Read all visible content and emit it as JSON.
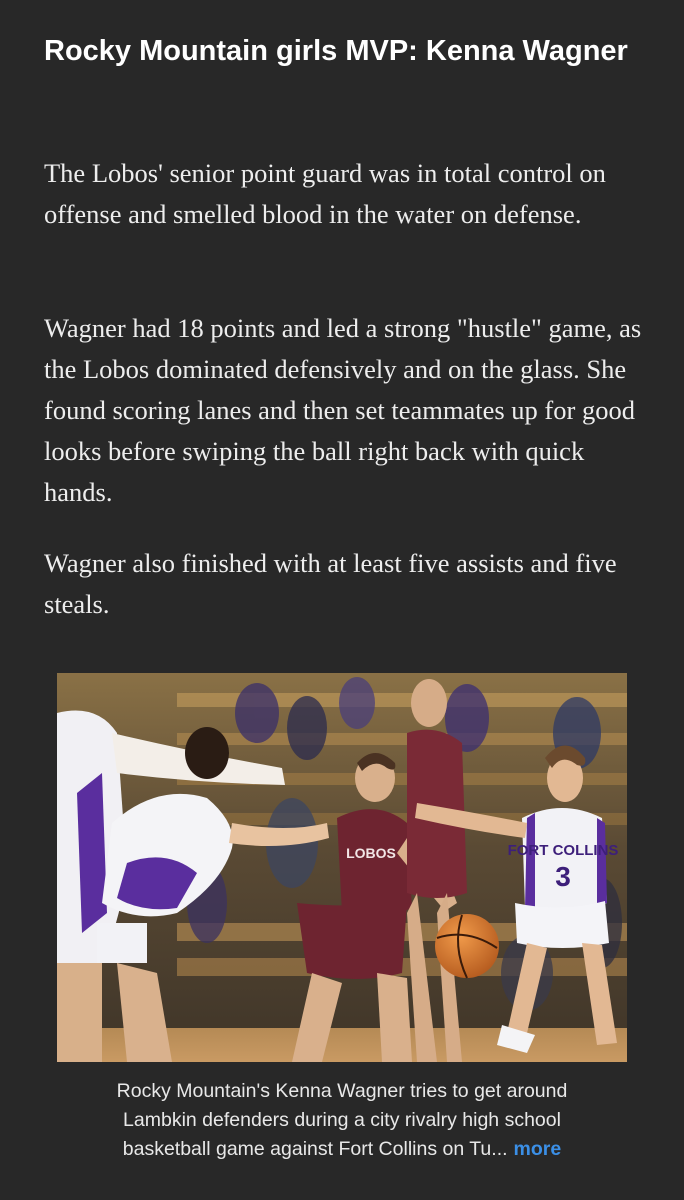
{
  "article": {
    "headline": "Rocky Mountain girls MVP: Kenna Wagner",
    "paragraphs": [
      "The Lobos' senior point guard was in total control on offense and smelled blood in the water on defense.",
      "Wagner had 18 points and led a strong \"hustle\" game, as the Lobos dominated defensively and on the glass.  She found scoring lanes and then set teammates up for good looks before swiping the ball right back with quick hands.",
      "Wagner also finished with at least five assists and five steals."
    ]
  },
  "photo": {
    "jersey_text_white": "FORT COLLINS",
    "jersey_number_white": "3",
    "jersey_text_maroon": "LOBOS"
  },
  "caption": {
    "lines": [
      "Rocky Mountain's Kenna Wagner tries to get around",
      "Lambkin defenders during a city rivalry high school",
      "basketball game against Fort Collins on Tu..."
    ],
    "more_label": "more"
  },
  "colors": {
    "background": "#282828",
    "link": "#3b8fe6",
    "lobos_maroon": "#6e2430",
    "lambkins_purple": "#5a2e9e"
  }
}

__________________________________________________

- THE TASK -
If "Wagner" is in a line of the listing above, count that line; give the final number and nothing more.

- TASK RESPONSE -
4